(Entries from a dataset of interfaces)
:::

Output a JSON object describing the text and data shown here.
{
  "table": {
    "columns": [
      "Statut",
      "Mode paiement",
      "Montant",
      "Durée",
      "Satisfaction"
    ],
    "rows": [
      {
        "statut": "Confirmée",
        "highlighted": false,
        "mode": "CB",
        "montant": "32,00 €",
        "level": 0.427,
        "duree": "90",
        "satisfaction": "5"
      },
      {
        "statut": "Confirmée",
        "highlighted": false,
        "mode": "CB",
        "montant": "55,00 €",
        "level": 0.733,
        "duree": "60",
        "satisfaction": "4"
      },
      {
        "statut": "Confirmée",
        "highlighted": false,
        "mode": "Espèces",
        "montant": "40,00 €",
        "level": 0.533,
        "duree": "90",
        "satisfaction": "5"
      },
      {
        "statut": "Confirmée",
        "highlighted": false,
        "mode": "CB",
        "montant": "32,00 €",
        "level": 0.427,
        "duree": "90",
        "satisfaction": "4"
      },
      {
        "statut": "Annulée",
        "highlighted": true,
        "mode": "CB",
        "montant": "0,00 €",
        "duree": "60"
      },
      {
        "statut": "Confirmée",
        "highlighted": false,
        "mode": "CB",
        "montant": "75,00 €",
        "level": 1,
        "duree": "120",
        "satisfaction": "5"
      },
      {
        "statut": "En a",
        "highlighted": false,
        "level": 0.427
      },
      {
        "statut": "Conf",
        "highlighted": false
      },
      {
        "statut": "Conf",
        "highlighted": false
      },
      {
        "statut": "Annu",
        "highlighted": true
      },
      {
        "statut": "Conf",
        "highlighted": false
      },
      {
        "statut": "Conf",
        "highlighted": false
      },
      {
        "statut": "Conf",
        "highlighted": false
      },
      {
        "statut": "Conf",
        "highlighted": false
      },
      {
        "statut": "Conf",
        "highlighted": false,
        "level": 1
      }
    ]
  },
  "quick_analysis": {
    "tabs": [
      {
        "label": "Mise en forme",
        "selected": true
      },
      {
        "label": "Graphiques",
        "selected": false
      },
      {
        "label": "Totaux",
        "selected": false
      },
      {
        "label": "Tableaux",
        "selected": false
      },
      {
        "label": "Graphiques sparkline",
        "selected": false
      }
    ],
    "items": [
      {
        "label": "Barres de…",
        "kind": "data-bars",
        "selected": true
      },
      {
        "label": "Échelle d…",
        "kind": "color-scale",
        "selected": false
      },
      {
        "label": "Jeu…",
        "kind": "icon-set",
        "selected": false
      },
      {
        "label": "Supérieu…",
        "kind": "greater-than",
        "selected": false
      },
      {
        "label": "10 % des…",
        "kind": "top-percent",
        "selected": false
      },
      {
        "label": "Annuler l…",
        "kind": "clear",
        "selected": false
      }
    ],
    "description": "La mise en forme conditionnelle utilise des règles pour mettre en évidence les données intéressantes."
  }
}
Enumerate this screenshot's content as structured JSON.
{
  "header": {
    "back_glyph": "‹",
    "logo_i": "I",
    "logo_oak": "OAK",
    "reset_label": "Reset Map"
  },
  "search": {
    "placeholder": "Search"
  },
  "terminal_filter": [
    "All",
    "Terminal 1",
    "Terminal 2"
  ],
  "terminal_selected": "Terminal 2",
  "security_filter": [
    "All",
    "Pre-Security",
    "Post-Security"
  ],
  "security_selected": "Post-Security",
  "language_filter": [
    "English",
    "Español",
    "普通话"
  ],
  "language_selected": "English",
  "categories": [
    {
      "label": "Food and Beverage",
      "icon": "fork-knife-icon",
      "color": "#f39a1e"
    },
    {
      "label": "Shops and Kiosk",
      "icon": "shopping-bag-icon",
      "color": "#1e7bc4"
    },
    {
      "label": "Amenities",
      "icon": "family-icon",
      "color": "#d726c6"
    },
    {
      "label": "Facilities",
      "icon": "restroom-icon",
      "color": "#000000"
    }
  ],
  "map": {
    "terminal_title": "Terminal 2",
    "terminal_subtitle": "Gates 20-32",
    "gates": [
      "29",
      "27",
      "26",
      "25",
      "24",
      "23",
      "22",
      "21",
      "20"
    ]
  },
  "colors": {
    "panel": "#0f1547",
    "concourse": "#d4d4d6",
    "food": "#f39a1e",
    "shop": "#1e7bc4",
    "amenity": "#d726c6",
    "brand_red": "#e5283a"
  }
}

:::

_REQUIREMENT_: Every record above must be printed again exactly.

_RESPONSE AREA_:
Output a JSON object describing the text and data shown here.
{
  "table": {
    "columns": [
      "Statut",
      "Mode paiement",
      "Montant",
      "Durée",
      "Satisfaction"
    ],
    "rows": [
      {
        "statut": "Confirmée",
        "highlighted": false,
        "mode": "CB",
        "montant": "32,00 €",
        "level": 0.427,
        "duree": "90",
        "satisfaction": "5"
      },
      {
        "statut": "Confirmée",
        "highlighted": false,
        "mode": "CB",
        "montant": "55,00 €",
        "level": 0.733,
        "duree": "60",
        "satisfaction": "4"
      },
      {
        "statut": "Confirmée",
        "highlighted": false,
        "mode": "Espèces",
        "montant": "40,00 €",
        "level": 0.533,
        "duree": "90",
        "satisfaction": "5"
      },
      {
        "statut": "Confirmée",
        "highlighted": false,
        "mode": "CB",
        "montant": "32,00 €",
        "level": 0.427,
        "duree": "90",
        "satisfaction": "4"
      },
      {
        "statut": "Annulée",
        "highlighted": true,
        "mode": "CB",
        "montant": "0,00 €",
        "duree": "60"
      },
      {
        "statut": "Confirmée",
        "highlighted": false,
        "mode": "CB",
        "montant": "75,00 €",
        "level": 1,
        "duree": "120",
        "satisfaction": "5"
      },
      {
        "statut": "En a",
        "highlighted": false,
        "level": 0.427
      },
      {
        "statut": "Conf",
        "highlighted": false
      },
      {
        "statut": "Conf",
        "highlighted": false
      },
      {
        "statut": "Annu",
        "highlighted": true
      },
      {
        "statut": "Conf",
        "highlighted": false
      },
      {
        "statut": "Conf",
        "highlighted": false
      },
      {
        "statut": "Conf",
        "highlighted": false
      },
      {
        "statut": "Conf",
        "highlighted": false
      },
      {
        "statut": "Conf",
        "highlighted": false,
        "level": 1
      }
    ]
  },
  "quick_analysis": {
    "tabs": [
      {
        "label": "Mise en forme",
        "selected": true
      },
      {
        "label": "Graphiques",
        "selected": false
      },
      {
        "label": "Totaux",
        "selected": false
      },
      {
        "label": "Tableaux",
        "selected": false
      },
      {
        "label": "Graphiques sparkline",
        "selected": false
      }
    ],
    "items": [
      {
        "label": "Barres de…",
        "kind": "data-bars",
        "selected": true
      },
      {
        "label": "Échelle d…",
        "kind": "color-scale",
        "selected": false
      },
      {
        "label": "Jeu…",
        "kind": "icon-set",
        "selected": false
      },
      {
        "label": "Supérieu…",
        "kind": "greater-than",
        "selected": false
      },
      {
        "label": "10 % des…",
        "kind": "top-percent",
        "selected": false
      },
      {
        "label": "Annuler l…",
        "kind": "clear",
        "selected": false
      }
    ],
    "description": "La mise en forme conditionnelle utilise des règles pour mettre en évidence les données intéressantes."
  }
}
Enumerate this screenshot's content as structured JSON.
{
  "header": {
    "back_glyph": "‹",
    "logo_i": "I",
    "logo_oak": "OAK",
    "reset_label": "Reset Map"
  },
  "search": {
    "placeholder": "Search"
  },
  "terminal_filter": [
    "All",
    "Terminal 1",
    "Terminal 2"
  ],
  "terminal_selected": "Terminal 2",
  "security_filter": [
    "All",
    "Pre-Security",
    "Post-Security"
  ],
  "security_selected": "Post-Security",
  "language_filter": [
    "English",
    "Español",
    "普通话"
  ],
  "language_selected": "English",
  "categories": [
    {
      "label": "Food and Beverage",
      "icon": "fork-knife-icon",
      "color": "#f39a1e"
    },
    {
      "label": "Shops and Kiosk",
      "icon": "shopping-bag-icon",
      "color": "#1e7bc4"
    },
    {
      "label": "Amenities",
      "icon": "family-icon",
      "color": "#d726c6"
    },
    {
      "label": "Facilities",
      "icon": "restroom-icon",
      "color": "#000000"
    }
  ],
  "map": {
    "terminal_title": "Terminal 2",
    "terminal_subtitle": "Gates 20-32",
    "gates": [
      "29",
      "27",
      "26",
      "25",
      "24",
      "23",
      "22",
      "21",
      "20"
    ]
  },
  "colors": {
    "panel": "#0f1547",
    "concourse": "#d4d4d6",
    "food": "#f39a1e",
    "shop": "#1e7bc4",
    "amenity": "#d726c6",
    "brand_red": "#e5283a"
  }
}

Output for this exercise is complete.